» Assignment:
Select, from the data, each line where "retweets" occurs.

» Extracted records:
**********

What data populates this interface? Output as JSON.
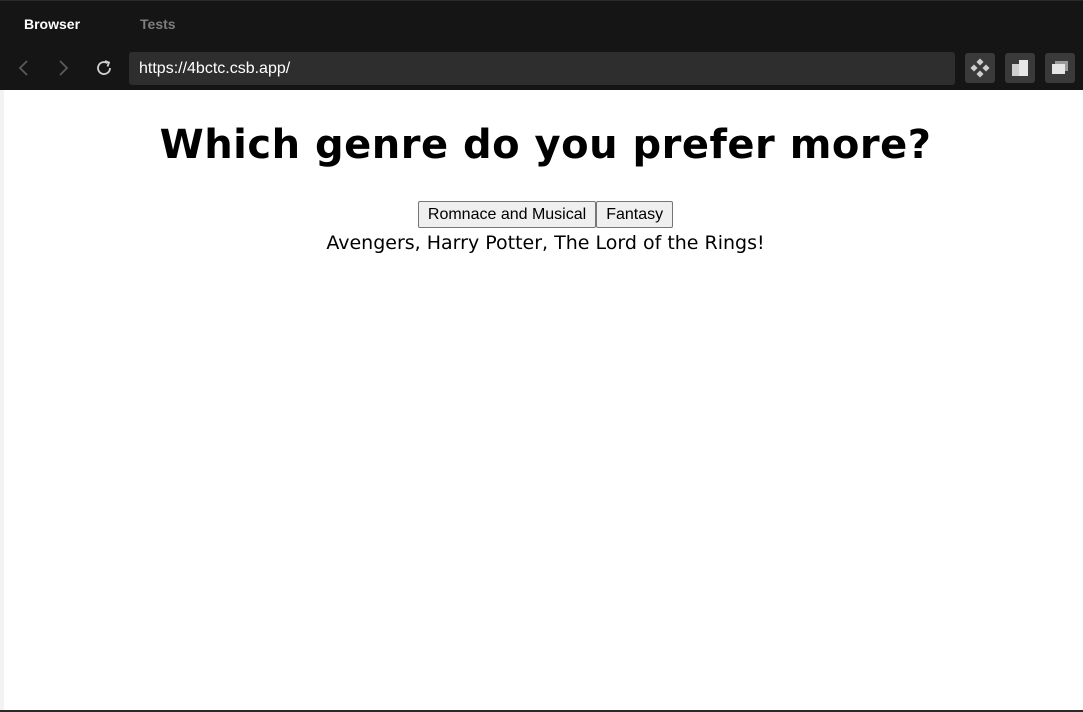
{
  "browser": {
    "tabs": [
      {
        "label": "Browser",
        "active": true
      },
      {
        "label": "Tests",
        "active": false
      }
    ],
    "url": "https://4bctc.csb.app/",
    "nav_icons": [
      "back-arrow-icon",
      "forward-arrow-icon",
      "reload-icon"
    ],
    "toolbar_icons": [
      "codesandbox-icon",
      "split-view-icon",
      "open-new-window-icon"
    ]
  },
  "page": {
    "heading": "Which genre do you prefer more?",
    "buttons": [
      "Romnace and Musical",
      "Fantasy"
    ],
    "result_text": "Avengers, Harry Potter, The Lord of the Rings!"
  },
  "colors": {
    "chrome_bg": "#151515",
    "url_bg": "#2e2e2e",
    "inactive_tab": "#7d7d7d",
    "page_bg": "#ffffff"
  }
}
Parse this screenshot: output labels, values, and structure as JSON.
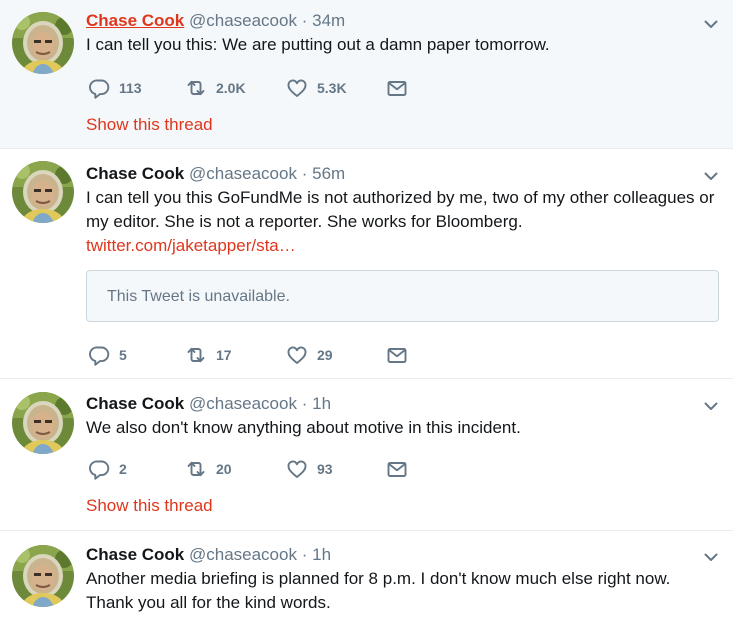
{
  "tweets": [
    {
      "name": "Chase Cook",
      "handle": "@chaseacook",
      "separator": "·",
      "time": "34m",
      "text": "I can tell you this: We are putting out a damn paper tomorrow.",
      "replies": "113",
      "retweets": "2.0K",
      "likes": "5.3K",
      "show_thread": "Show this thread"
    },
    {
      "name": "Chase Cook",
      "handle": "@chaseacook",
      "separator": "·",
      "time": "56m",
      "text": "I can tell you this GoFundMe is not authorized by me, two of my other colleagues or my editor. She is not a reporter. She works for Bloomberg.",
      "link": "twitter.com/jaketapper/sta…",
      "quote": "This Tweet is unavailable.",
      "replies": "5",
      "retweets": "17",
      "likes": "29"
    },
    {
      "name": "Chase Cook",
      "handle": "@chaseacook",
      "separator": "·",
      "time": "1h",
      "text": "We also don't know anything about motive in this incident.",
      "replies": "2",
      "retweets": "20",
      "likes": "93",
      "show_thread": "Show this thread"
    },
    {
      "name": "Chase Cook",
      "handle": "@chaseacook",
      "separator": "·",
      "time": "1h",
      "text": "Another media briefing is planned for 8 p.m. I don't know much else right now. Thank you all for the kind words."
    }
  ],
  "icons": {
    "reply": "reply-icon",
    "retweet": "retweet-icon",
    "like": "heart-icon",
    "dm": "envelope-icon",
    "caret": "chevron-down-icon"
  },
  "colors": {
    "accent": "#e0361c",
    "muted": "#657786",
    "text": "#14171a",
    "highlight_bg": "#f5f8fa",
    "divider": "#e6ecf0"
  }
}
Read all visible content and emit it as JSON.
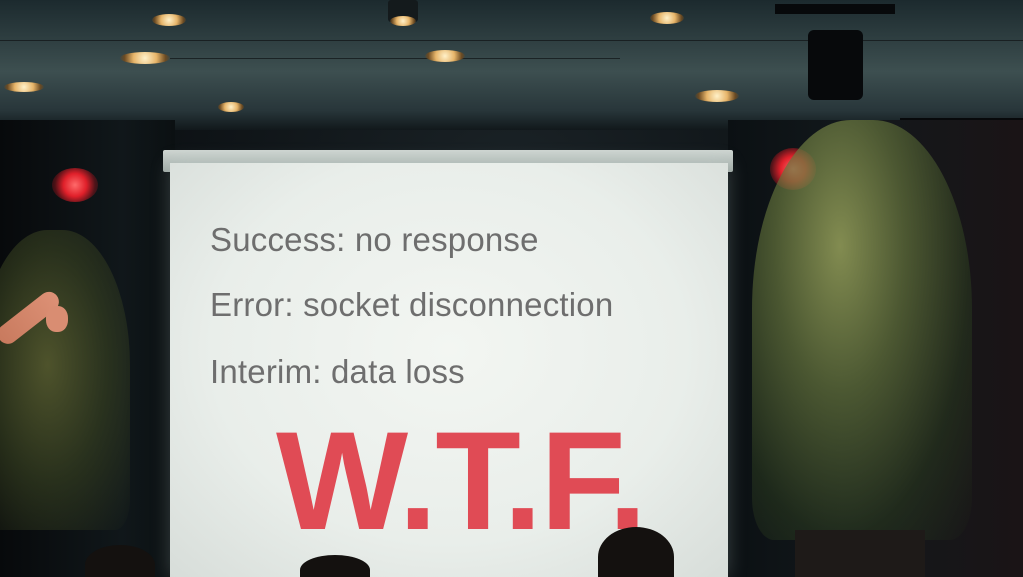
{
  "slide": {
    "lines": [
      "Success: no response",
      "Error: socket disconnection",
      "Interim: data loss"
    ],
    "headline": "W.T.F."
  },
  "colors": {
    "headline": "#e04b55",
    "body_text": "#6e6e6e",
    "screen": "#eef2ee"
  }
}
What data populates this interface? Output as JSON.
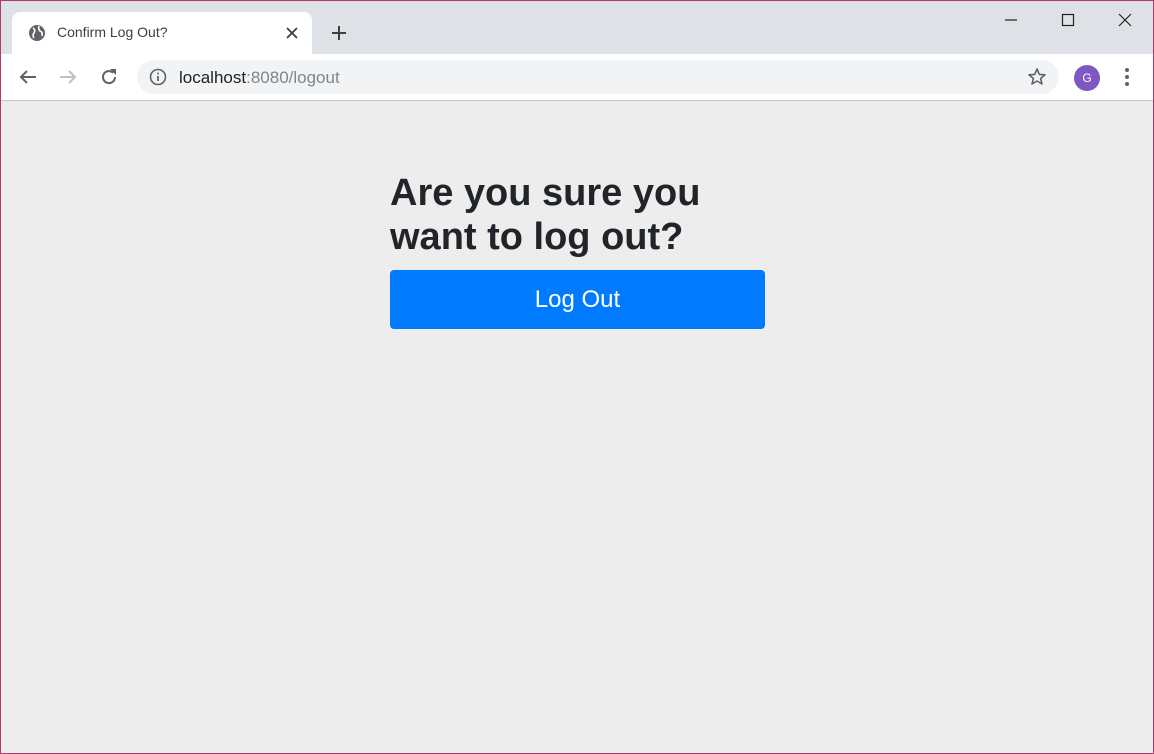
{
  "browser": {
    "tab": {
      "title": "Confirm Log Out?"
    },
    "address_bar": {
      "host": "localhost",
      "rest": ":8080/logout"
    },
    "profile_initial": "G"
  },
  "page": {
    "heading": "Are you sure you want to log out?",
    "logout_button_label": "Log Out"
  },
  "colors": {
    "primary_button": "#007bff",
    "page_background": "#ededee",
    "avatar": "#7e57c2"
  }
}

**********

» Solution to this problem:
      "retweets": "2.0K",
      "retweets": "17",
      "retweets": "20",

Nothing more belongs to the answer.